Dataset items
________________________________________

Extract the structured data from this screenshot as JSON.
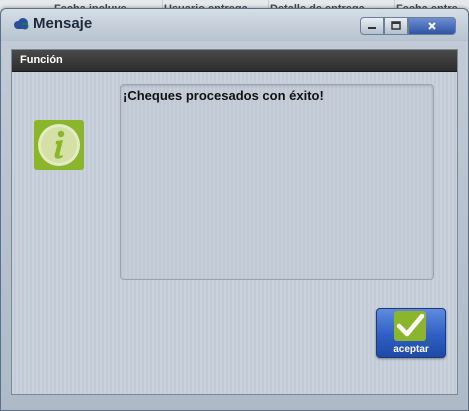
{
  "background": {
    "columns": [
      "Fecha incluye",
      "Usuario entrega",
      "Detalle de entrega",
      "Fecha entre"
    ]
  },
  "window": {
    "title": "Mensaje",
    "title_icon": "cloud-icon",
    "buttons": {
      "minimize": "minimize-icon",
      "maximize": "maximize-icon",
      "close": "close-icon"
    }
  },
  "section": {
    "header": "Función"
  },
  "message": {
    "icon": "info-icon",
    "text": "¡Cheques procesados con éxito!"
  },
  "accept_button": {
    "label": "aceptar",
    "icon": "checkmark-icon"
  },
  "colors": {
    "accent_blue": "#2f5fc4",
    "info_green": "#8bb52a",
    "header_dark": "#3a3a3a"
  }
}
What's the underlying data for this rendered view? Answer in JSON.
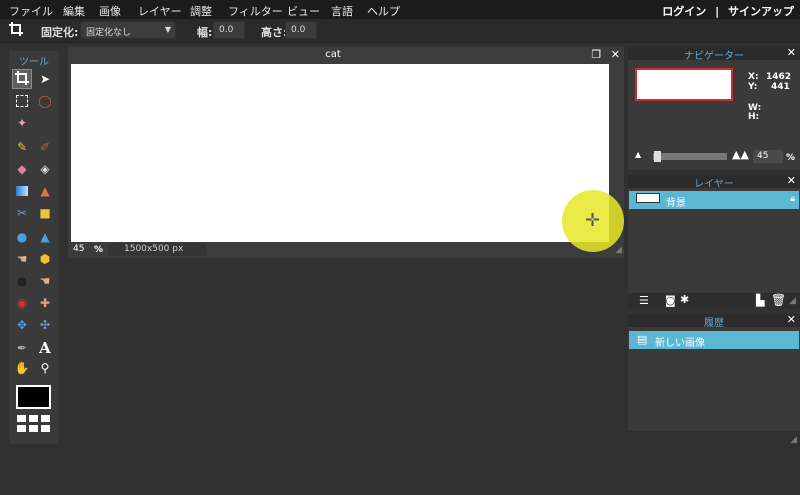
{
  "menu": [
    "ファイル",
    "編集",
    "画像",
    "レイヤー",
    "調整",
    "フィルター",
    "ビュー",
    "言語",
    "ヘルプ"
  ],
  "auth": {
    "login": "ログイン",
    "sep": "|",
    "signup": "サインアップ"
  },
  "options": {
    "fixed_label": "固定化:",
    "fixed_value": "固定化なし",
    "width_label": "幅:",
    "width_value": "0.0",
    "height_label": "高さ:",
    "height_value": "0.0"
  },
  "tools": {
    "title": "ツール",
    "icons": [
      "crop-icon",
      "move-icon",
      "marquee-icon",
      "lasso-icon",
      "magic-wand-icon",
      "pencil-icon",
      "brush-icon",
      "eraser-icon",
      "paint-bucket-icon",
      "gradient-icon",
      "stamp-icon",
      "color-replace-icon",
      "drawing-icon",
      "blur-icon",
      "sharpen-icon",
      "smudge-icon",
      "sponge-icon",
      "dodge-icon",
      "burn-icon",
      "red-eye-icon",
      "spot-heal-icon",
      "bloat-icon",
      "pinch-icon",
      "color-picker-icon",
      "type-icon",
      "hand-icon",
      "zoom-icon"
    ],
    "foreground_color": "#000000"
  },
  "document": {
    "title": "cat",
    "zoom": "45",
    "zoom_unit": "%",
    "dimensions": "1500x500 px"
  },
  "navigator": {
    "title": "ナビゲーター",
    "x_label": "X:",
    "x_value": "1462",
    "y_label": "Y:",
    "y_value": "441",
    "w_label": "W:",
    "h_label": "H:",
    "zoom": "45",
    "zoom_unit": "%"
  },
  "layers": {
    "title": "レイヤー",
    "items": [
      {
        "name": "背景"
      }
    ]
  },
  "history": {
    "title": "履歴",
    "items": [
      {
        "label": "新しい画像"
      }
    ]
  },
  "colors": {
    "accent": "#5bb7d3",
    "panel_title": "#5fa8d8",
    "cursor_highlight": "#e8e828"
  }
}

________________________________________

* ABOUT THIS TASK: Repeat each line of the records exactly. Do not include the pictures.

* REPLY:
Extract the structured data from this screenshot as JSON.
{
  "background": {
    "columns": [
      "Fecha incluye",
      "Usuario entrega",
      "Detalle de entrega",
      "Fecha entre"
    ]
  },
  "window": {
    "title": "Mensaje",
    "title_icon": "cloud-icon",
    "buttons": {
      "minimize": "minimize-icon",
      "maximize": "maximize-icon",
      "close": "close-icon"
    }
  },
  "section": {
    "header": "Función"
  },
  "message": {
    "icon": "info-icon",
    "text": "¡Cheques procesados con éxito!"
  },
  "accept_button": {
    "label": "aceptar",
    "icon": "checkmark-icon"
  },
  "colors": {
    "accent_blue": "#2f5fc4",
    "info_green": "#8bb52a",
    "header_dark": "#3a3a3a"
  }
}
What's the underlying data for this rendered view? Answer in JSON.
{
  "menu": [
    "ファイル",
    "編集",
    "画像",
    "レイヤー",
    "調整",
    "フィルター",
    "ビュー",
    "言語",
    "ヘルプ"
  ],
  "auth": {
    "login": "ログイン",
    "sep": "|",
    "signup": "サインアップ"
  },
  "options": {
    "fixed_label": "固定化:",
    "fixed_value": "固定化なし",
    "width_label": "幅:",
    "width_value": "0.0",
    "height_label": "高さ:",
    "height_value": "0.0"
  },
  "tools": {
    "title": "ツール",
    "icons": [
      "crop-icon",
      "move-icon",
      "marquee-icon",
      "lasso-icon",
      "magic-wand-icon",
      "pencil-icon",
      "brush-icon",
      "eraser-icon",
      "paint-bucket-icon",
      "gradient-icon",
      "stamp-icon",
      "color-replace-icon",
      "drawing-icon",
      "blur-icon",
      "sharpen-icon",
      "smudge-icon",
      "sponge-icon",
      "dodge-icon",
      "burn-icon",
      "red-eye-icon",
      "spot-heal-icon",
      "bloat-icon",
      "pinch-icon",
      "color-picker-icon",
      "type-icon",
      "hand-icon",
      "zoom-icon"
    ],
    "foreground_color": "#000000"
  },
  "document": {
    "title": "cat",
    "zoom": "45",
    "zoom_unit": "%",
    "dimensions": "1500x500 px"
  },
  "navigator": {
    "title": "ナビゲーター",
    "x_label": "X:",
    "x_value": "1462",
    "y_label": "Y:",
    "y_value": "441",
    "w_label": "W:",
    "h_label": "H:",
    "zoom": "45",
    "zoom_unit": "%"
  },
  "layers": {
    "title": "レイヤー",
    "items": [
      {
        "name": "背景"
      }
    ]
  },
  "history": {
    "title": "履歴",
    "items": [
      {
        "label": "新しい画像"
      }
    ]
  },
  "colors": {
    "accent": "#5bb7d3",
    "panel_title": "#5fa8d8",
    "cursor_highlight": "#e8e828"
  }
}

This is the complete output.